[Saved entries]
*** Block opens ***

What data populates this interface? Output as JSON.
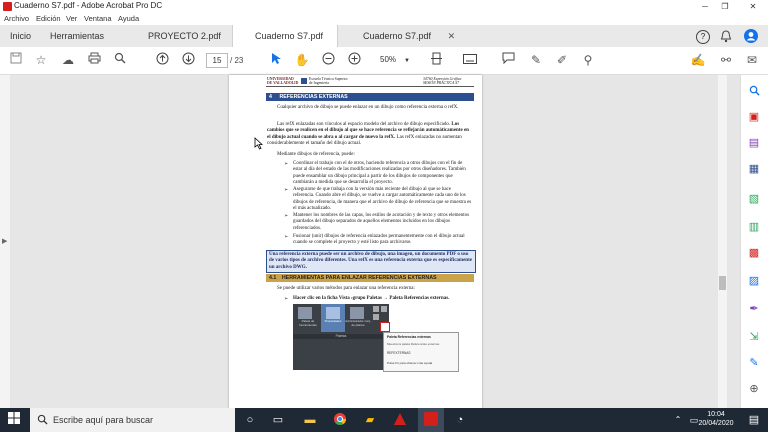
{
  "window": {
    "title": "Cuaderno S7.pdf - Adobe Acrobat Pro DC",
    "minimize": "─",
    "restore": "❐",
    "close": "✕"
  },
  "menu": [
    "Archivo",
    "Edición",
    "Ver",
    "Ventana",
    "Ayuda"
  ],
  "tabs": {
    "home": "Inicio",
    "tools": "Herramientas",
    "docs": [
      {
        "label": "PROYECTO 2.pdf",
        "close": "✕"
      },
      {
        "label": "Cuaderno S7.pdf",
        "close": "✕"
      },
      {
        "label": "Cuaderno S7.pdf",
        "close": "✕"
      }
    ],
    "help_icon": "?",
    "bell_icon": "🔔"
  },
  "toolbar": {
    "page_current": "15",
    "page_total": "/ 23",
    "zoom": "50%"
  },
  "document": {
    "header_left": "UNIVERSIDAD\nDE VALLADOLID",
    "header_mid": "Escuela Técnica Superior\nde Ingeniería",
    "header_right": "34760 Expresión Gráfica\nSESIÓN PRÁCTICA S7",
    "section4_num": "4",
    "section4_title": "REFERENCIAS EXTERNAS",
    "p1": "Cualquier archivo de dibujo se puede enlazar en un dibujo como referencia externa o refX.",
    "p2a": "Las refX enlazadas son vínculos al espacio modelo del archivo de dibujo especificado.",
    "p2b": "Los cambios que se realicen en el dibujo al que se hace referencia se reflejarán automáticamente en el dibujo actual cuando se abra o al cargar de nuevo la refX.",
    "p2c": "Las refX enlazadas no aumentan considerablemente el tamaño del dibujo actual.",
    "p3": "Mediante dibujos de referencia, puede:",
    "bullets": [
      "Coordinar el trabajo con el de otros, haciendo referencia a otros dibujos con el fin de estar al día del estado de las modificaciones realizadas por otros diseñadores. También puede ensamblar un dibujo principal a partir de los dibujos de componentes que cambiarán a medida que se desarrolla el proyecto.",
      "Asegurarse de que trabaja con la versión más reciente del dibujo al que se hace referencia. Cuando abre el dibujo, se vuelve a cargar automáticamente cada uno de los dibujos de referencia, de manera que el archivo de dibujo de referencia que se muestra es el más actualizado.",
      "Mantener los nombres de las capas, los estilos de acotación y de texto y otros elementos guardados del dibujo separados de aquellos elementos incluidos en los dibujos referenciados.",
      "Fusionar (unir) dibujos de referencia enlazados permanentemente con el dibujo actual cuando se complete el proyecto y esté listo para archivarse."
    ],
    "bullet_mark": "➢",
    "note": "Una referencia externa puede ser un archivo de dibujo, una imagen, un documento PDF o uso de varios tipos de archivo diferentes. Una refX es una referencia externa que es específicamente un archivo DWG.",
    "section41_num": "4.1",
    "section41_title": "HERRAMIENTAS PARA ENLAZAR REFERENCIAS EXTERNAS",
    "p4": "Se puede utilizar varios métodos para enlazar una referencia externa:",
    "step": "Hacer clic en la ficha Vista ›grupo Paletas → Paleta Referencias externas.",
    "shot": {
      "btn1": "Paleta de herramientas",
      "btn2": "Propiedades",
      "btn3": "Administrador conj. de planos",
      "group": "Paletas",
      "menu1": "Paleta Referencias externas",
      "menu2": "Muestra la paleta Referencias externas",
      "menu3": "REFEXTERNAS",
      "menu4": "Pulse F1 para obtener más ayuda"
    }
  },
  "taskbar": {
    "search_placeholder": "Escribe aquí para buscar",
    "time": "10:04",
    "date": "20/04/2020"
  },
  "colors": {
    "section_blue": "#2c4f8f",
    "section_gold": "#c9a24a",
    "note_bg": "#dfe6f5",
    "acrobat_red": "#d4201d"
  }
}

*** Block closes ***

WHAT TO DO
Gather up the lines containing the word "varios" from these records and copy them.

SOLUTION BELOW
    "note": "Una referencia externa puede ser un archivo de dibujo, una imagen, un documento PDF o uso de varios tipos de archivo diferentes. Una refX es una referencia externa que es específicamente un archivo DWG.",
    "p4": "Se puede utilizar varios métodos para enlazar una referencia externa:",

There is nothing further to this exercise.